• _TASK OBJECTIVE_
Gather each line of the entries below that includes "JSON".

[Opening DATASET CONTENT section]

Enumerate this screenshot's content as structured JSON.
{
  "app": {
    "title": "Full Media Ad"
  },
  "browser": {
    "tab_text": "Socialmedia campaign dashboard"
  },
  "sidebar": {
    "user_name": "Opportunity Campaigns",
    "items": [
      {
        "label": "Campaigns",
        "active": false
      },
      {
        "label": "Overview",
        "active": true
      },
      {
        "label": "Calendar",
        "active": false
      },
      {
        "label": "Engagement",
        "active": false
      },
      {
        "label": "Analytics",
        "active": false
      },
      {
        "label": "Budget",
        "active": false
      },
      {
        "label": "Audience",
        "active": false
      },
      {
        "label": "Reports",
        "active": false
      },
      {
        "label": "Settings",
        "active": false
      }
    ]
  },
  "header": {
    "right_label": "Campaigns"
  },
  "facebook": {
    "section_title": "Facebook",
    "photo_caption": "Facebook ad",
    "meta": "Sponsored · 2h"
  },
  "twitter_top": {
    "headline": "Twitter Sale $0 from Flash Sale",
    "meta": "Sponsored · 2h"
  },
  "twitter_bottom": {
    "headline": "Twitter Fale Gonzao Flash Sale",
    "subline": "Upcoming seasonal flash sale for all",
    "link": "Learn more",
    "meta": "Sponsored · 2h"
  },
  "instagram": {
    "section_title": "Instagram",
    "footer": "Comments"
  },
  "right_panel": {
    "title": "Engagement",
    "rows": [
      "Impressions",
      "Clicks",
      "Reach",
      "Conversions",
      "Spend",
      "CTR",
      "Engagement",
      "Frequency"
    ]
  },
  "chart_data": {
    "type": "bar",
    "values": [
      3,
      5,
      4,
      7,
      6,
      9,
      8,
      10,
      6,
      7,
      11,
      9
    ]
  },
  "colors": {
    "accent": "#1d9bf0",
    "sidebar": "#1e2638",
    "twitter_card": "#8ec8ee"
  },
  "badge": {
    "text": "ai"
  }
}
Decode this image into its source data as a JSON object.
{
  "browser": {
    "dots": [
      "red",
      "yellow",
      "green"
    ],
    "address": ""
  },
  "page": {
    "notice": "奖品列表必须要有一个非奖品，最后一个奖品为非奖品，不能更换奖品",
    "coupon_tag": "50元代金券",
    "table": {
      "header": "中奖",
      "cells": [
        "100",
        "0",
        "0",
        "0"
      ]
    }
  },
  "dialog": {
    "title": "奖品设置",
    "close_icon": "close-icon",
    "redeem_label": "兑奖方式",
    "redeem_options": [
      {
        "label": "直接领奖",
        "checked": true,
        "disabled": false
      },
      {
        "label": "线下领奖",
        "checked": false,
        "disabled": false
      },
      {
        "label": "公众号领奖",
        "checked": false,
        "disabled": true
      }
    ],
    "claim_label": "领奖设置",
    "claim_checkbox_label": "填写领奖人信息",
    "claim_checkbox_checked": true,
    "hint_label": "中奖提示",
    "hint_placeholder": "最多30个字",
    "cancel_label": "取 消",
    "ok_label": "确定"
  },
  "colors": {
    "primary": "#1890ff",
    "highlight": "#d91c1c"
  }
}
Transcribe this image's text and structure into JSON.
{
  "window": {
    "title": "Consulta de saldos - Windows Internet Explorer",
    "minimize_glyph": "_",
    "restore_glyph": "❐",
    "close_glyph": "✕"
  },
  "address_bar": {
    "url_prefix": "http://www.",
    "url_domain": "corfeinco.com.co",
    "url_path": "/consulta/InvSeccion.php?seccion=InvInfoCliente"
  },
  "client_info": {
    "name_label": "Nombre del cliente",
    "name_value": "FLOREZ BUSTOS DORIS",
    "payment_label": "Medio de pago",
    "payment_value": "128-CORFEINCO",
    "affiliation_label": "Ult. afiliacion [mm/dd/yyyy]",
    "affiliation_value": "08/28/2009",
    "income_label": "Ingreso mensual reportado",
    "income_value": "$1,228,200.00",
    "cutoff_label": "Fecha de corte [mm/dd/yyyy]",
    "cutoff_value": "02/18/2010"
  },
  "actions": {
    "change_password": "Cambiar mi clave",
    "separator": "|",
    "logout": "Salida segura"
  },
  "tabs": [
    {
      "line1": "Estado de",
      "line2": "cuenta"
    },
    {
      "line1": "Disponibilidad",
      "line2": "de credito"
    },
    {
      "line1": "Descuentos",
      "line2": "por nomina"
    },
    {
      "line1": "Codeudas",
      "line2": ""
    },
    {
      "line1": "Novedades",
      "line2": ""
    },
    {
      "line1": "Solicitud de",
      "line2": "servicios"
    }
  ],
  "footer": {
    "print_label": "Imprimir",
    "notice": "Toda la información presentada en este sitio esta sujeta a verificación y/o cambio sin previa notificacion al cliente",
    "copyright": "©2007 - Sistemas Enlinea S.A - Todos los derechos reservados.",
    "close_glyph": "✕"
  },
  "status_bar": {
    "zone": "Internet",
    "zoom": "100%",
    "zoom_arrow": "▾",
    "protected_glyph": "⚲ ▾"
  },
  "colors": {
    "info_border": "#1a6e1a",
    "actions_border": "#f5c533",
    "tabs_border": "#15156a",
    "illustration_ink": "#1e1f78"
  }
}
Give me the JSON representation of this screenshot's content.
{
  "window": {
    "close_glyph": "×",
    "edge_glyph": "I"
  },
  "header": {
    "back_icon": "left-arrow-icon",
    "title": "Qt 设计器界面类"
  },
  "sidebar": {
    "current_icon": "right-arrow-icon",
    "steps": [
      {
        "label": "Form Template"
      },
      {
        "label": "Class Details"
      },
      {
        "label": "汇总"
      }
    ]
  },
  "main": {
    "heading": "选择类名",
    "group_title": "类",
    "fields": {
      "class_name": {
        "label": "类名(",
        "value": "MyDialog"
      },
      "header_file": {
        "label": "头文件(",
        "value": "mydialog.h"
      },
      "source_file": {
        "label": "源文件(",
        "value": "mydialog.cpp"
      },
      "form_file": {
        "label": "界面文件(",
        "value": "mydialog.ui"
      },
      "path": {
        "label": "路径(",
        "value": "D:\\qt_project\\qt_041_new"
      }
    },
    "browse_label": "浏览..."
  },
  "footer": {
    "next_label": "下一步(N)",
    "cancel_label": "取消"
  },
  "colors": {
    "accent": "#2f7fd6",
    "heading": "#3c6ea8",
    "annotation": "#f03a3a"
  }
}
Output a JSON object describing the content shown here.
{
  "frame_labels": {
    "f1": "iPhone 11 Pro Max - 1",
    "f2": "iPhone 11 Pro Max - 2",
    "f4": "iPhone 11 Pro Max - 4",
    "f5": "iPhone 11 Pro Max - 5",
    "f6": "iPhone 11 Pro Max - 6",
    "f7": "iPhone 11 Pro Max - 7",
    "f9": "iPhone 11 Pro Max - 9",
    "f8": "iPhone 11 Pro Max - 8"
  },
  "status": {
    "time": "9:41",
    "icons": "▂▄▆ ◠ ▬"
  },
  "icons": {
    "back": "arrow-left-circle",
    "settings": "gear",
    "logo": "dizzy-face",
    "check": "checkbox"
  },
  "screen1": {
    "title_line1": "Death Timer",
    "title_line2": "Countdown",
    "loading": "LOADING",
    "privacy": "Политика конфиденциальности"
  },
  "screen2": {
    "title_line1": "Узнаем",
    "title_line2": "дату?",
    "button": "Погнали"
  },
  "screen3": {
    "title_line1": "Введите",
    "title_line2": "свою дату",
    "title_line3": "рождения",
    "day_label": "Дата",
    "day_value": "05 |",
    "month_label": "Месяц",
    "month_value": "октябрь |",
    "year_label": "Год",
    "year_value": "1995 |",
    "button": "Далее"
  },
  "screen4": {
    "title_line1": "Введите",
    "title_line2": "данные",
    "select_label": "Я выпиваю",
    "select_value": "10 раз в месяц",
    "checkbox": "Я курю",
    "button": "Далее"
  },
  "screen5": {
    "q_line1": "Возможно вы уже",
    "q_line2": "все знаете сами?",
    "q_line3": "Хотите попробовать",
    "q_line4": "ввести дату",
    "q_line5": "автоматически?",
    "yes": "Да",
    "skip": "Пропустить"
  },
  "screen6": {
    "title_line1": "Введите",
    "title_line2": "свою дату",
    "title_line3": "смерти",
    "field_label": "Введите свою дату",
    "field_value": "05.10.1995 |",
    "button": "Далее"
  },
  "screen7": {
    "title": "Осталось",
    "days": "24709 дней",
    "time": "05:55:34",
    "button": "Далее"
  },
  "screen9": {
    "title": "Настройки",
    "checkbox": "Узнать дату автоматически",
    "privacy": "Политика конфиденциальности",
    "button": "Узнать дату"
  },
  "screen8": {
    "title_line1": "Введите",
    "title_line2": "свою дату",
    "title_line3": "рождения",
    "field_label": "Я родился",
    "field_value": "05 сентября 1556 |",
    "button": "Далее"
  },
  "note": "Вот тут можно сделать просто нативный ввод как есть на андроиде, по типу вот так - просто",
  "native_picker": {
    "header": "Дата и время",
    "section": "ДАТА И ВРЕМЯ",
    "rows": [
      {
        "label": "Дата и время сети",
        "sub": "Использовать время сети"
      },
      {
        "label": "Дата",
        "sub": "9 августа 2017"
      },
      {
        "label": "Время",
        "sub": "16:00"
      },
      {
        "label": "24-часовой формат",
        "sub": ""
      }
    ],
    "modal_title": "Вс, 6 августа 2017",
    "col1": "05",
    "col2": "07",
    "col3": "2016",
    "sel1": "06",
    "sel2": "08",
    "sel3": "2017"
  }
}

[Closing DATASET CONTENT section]

• _SOLUTION FOR THIS PROBLEM_
Enumerate this screenshot's content as structured JSON.
Decode this image into its source data as a JSON object.
Transcribe this image's text and structure into JSON.
Give me the JSON representation of this screenshot's content.
Output a JSON object describing the content shown here.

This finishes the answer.